Would you say there is a political or social message behind your music?

Not really, apart from celebrating my enthusiasm about other people’s music.  It’s the other side of the coin from the DJ set, so if you’re getting people into different kinds of music, you’ve done something – but that’s not really political.

It almost seems like there’s a ‘feel-good’ ethic?

I suppose it’s… What annoys me about a lot of popular music or clubs in general is you’ll get one thing and it generally won’t be very good quality.  The range of influences that popular music especially draws on seems so limited.  There’s so much amazing music all over the world, which over time has all gone into feeding this huge pot of music that we all draw from, but still people are only focusing on 1 or 2%, or that latest big thing, a lot of which is Electro and Clash-up at the moment – a lot of bad versions of New Wave.

A lot of that was great music thirty years ago and it’s being enjoyed by people who weren’t around the first time, but all the same mistakes seem to be being made again.  You know, Dubstep seems to be repeating a lot of the bad mistakes of Drum n Bass, it just seems to creep in on itself, or feed off itself a bit too much.

How have you managed to balance having a diversity of sound without it being incoherent?  Does the mixing of genres not risk making it difficult for the crowd to get really into the music?

Well, what is a genre, you know? Generally you have a number of stylistic motifs, maybe a style of production or a style of drums or instrumentation.  So if you trace the family tree back in any kind of music you’ve immediately got relatives that do actually have a lot in common.  If you take Dubstep, it has a lot in common with basic-channel Techno, Digidub and a lot of 70’s Steppers.

Straight away you have four different kinds of music. So rather than thinking, “I’m going to play half an hour of Dubstep”, you’re thinking “Well that bass-line would work with…” Sometimes it’s easy, for example you think, I like this Johnny Chimpo release, ‘Children of Israel’, which is a wicked tune, but it takes a big sample from the Dennis Brown tune of the same name, so straight away you can get from up to the minute Dubstep to Roots music from 1978.  They’re both the same tempo, they’re in the same key, and both have really heavy bass.

Are you someone who plays music yourself?
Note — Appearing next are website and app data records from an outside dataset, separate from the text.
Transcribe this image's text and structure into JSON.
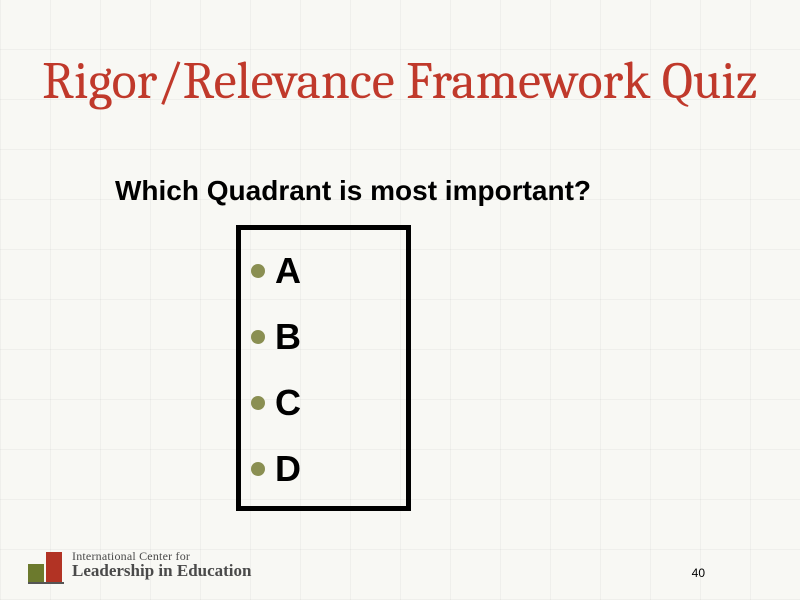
{
  "title": "Rigor/Relevance Framework Quiz",
  "question": "Which Quadrant is most important?",
  "options": [
    "A",
    "B",
    "C",
    "D"
  ],
  "page_number": "40",
  "footer": {
    "line1": "International Center for",
    "line2": "Leadership in Education"
  },
  "colors": {
    "title_color": "#c0392b",
    "bullet_color": "#8a8f52",
    "box_border": "#000000"
  }
}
Not really, I make music in the way that I type, with one hand scratching my head, and the other one with one finger on the keyboard.  I’m not afraid to get stuck in, I can find my way round a keyboard, and I can chop it up afterwards to make it sound like I know what I’m doing.  I quite like wonky, out of time playing, so quite often when I get session musicians in, I’ll be bumping into them trying to make them play wrong notes and stuff.  It’s just making sure it’s not too clean, when music’s not quite there, when there’s something a little bit wrong about it, sometimes that’s what makes it intriguing.  So luckily I can manage that without too much trouble.

What’s next in terms of your studio work?

Just carry on, I’m not going to stop recording, obviously a bit less because I’m on tour now, but I’m always in the studio a few days every month.  I did have a studio at home, in the cellar, but it kept flooding, so I got the stuff out of the house.  Half of the studio kit I use on tour and half of it I just put in the studio that I use.  I like working with people, some of the wiring up and some of the more esoteric, fiddly bits I’m quite happy for someone else to do so I can just get on with the fun bits.